◆ MATERIALS PROVIDED ◆
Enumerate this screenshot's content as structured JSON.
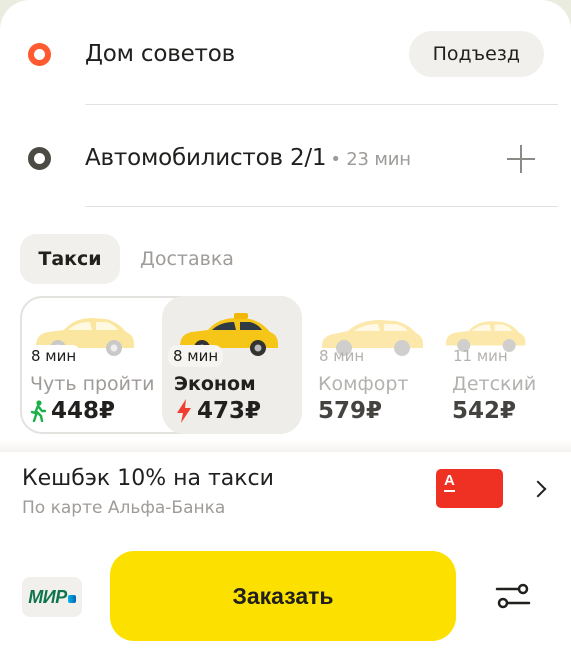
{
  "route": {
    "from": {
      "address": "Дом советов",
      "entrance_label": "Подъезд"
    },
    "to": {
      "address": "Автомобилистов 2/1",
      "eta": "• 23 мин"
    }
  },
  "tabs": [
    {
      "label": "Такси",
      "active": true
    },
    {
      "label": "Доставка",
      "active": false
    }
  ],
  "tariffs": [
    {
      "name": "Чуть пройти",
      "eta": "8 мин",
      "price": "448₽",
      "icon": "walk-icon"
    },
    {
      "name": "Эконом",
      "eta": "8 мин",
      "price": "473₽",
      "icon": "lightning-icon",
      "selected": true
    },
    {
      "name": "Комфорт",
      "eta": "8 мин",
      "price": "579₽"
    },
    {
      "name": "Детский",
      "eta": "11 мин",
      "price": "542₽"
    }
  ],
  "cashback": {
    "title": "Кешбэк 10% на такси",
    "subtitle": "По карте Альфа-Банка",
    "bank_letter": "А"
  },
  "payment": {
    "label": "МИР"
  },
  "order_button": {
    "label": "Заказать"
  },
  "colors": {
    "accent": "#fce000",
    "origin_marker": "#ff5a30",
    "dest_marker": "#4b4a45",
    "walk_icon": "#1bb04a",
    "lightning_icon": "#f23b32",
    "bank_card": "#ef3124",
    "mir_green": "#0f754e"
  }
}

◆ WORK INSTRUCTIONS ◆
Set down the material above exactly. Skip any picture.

◆ RESPONSE ◆
Enumerate this screenshot's content as structured JSON.
{
  "route": {
    "from": {
      "address": "Дом советов",
      "entrance_label": "Подъезд"
    },
    "to": {
      "address": "Автомобилистов 2/1",
      "eta": "• 23 мин"
    }
  },
  "tabs": [
    {
      "label": "Такси",
      "active": true
    },
    {
      "label": "Доставка",
      "active": false
    }
  ],
  "tariffs": [
    {
      "name": "Чуть пройти",
      "eta": "8 мин",
      "price": "448₽",
      "icon": "walk-icon"
    },
    {
      "name": "Эконом",
      "eta": "8 мин",
      "price": "473₽",
      "icon": "lightning-icon",
      "selected": true
    },
    {
      "name": "Комфорт",
      "eta": "8 мин",
      "price": "579₽"
    },
    {
      "name": "Детский",
      "eta": "11 мин",
      "price": "542₽"
    }
  ],
  "cashback": {
    "title": "Кешбэк 10% на такси",
    "subtitle": "По карте Альфа-Банка",
    "bank_letter": "А"
  },
  "payment": {
    "label": "МИР"
  },
  "order_button": {
    "label": "Заказать"
  },
  "colors": {
    "accent": "#fce000",
    "origin_marker": "#ff5a30",
    "dest_marker": "#4b4a45",
    "walk_icon": "#1bb04a",
    "lightning_icon": "#f23b32",
    "bank_card": "#ef3124",
    "mir_green": "#0f754e"
  }
}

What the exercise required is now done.